|International Classification||H01Q5/00, H01Q9/16|
|Cooperative Classification||H01Q5/48, H01Q5/40, H01Q5/45, H01Q9/16|
|European Classification||H01Q5/00M, H01Q5/00M6, H01Q5/00M4, H01Q9/16|
|Oct 30, 2001||AS||Assignment|
Owner name: ANDREW CORPORATION, ILLINOIS
Free format text: ASSIGNMENT OF ASSIGNORS INTEREST;ASSIGNORS:ZEILINGER, STEVEN;ZUNIGA, FELIPE;REEL/FRAME:012383/0635;SIGNING DATES FROM 20011009 TO 20011023

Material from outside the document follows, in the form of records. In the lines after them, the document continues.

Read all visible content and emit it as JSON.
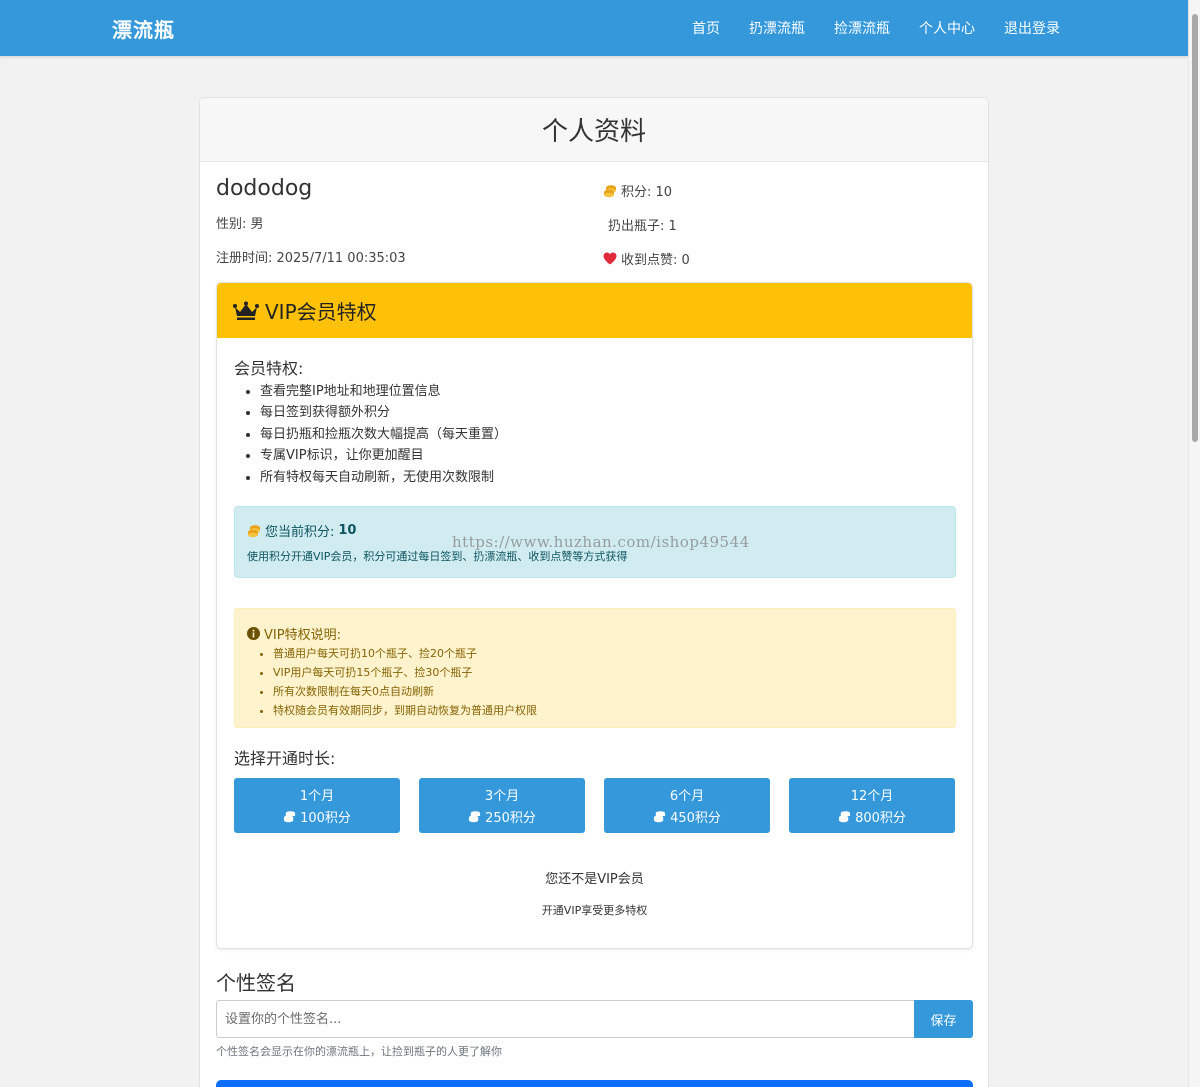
{
  "nav": {
    "brand": "漂流瓶",
    "links": [
      "首页",
      "扔漂流瓶",
      "捡漂流瓶",
      "个人中心",
      "退出登录"
    ]
  },
  "card": {
    "title": "个人资料"
  },
  "profile": {
    "username": "dododog",
    "gender": "性别: 男",
    "register_time": "注册时间: 2025/7/11 00:35:03",
    "points": "积分: 10",
    "bottles": "扔出瓶子: 1",
    "likes": "收到点赞: 0"
  },
  "vip": {
    "title": "VIP会员特权",
    "privileges_title": "会员特权:",
    "privileges": [
      "查看完整IP地址和地理位置信息",
      "每日签到获得额外积分",
      "每日扔瓶和捡瓶次数大幅提高（每天重置）",
      "专属VIP标识，让你更加醒目",
      "所有特权每天自动刷新，无使用次数限制"
    ],
    "current_points_label": "您当前积分:",
    "current_points_value": "10",
    "points_hint": "使用积分开通VIP会员，积分可通过每日签到、扔漂流瓶、收到点赞等方式获得",
    "notes_title": "VIP特权说明:",
    "notes": [
      "普通用户每天可扔10个瓶子、捡20个瓶子",
      "VIP用户每天可扔15个瓶子、捡30个瓶子",
      "所有次数限制在每天0点自动刷新",
      "特权随会员有效期同步，到期自动恢复为普通用户权限"
    ],
    "duration_title": "选择开通时长:",
    "plans": [
      {
        "duration": "1个月",
        "price": "100积分"
      },
      {
        "duration": "3个月",
        "price": "250积分"
      },
      {
        "duration": "6个月",
        "price": "450积分"
      },
      {
        "duration": "12个月",
        "price": "800积分"
      }
    ],
    "status": "您还不是VIP会员",
    "status_hint": "开通VIP享受更多特权"
  },
  "signature": {
    "title": "个性签名",
    "placeholder": "设置你的个性签名...",
    "save": "保存",
    "hint": "个性签名会显示在你的漂流瓶上，让捡到瓶子的人更了解你"
  },
  "watermark": "https://www.huzhan.com/ishop49544",
  "colors": {
    "primary": "#3498db",
    "vip": "#ffc107",
    "info_bg": "#d1ecf1",
    "warn_bg": "#fff3cd",
    "heart": "#e0293b"
  }
}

|Dec 9, 2004||AS||Assignment|
Owner name: MAXRAD, INC., ILLINOIS
Free format text: ASSIGNMENT OF ASSIGNORS INTEREST;ASSIGNOR:ANDREW CORPORATION;REEL/FRAME:015442/0209
Effective date: 20041029

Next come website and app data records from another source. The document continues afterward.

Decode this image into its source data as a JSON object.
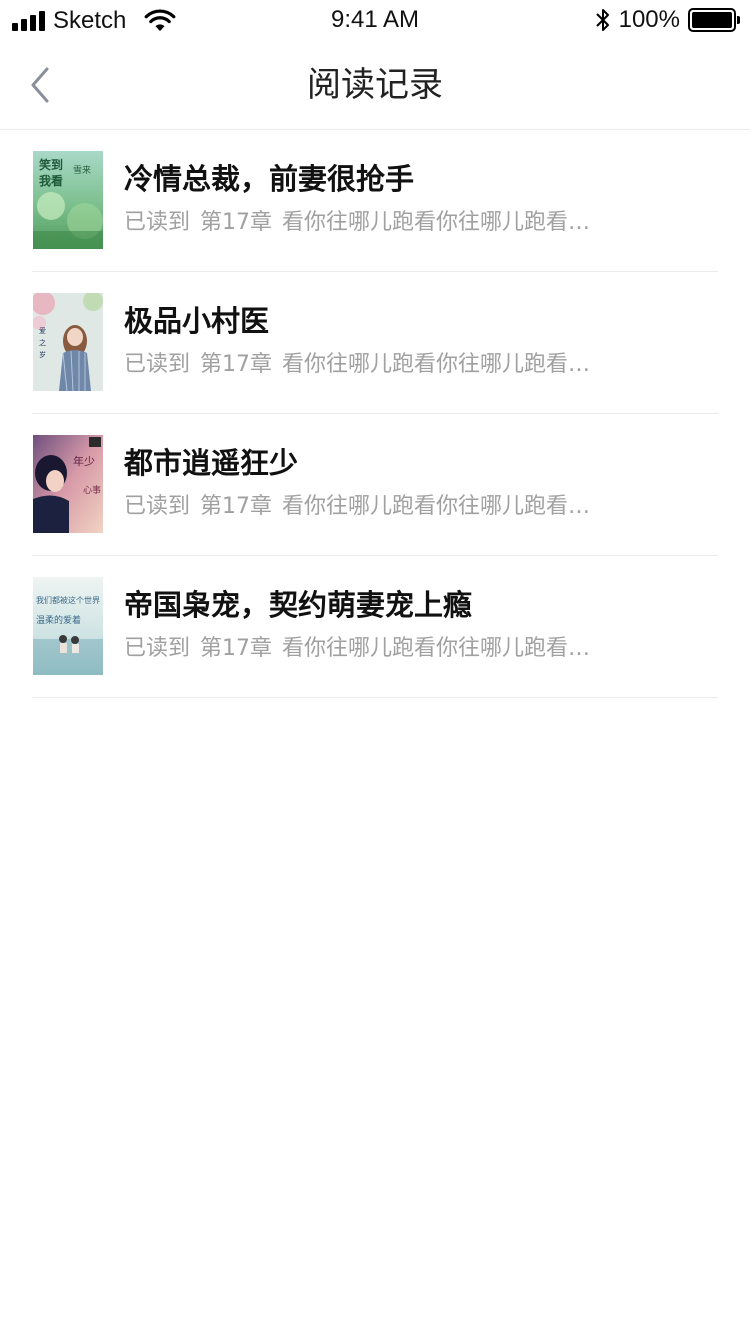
{
  "status_bar": {
    "carrier": "Sketch",
    "time": "9:41 AM",
    "battery": "100%"
  },
  "nav": {
    "title": "阅读记录",
    "back_icon": "chevron-left-icon"
  },
  "history": [
    {
      "title": "冷情总裁，前妻很抢手",
      "read_label": "已读到",
      "chapter": "第17章",
      "excerpt": "看你往哪儿跑看你往哪儿跑看你往哪儿跑",
      "cover_text": "笑到我看雪来"
    },
    {
      "title": "极品小村医",
      "read_label": "已读到",
      "chapter": "第17章",
      "excerpt": "看你往哪儿跑看你往哪儿跑看你往哪儿跑",
      "cover_text": ""
    },
    {
      "title": "都市逍遥狂少",
      "read_label": "已读到",
      "chapter": "第17章",
      "excerpt": "看你往哪儿跑看你往哪儿跑看你往哪儿跑",
      "cover_text": "年少"
    },
    {
      "title": "帝国枭宠，契约萌妻宠上瘾",
      "read_label": "已读到",
      "chapter": "第17章",
      "excerpt": "看你往哪儿跑看你往哪儿跑看你往哪儿跑",
      "cover_text": "我们都被这个世界温柔的爱着"
    }
  ]
}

|Sep 26, 2006||FPAY||Fee payment|
Year of fee payment: 4
|Sep 22, 2010||FPAY||Fee payment|
Year of fee payment: 8
|Sep 24, 2014||FPAY||Fee payment|
Year of fee payment: 12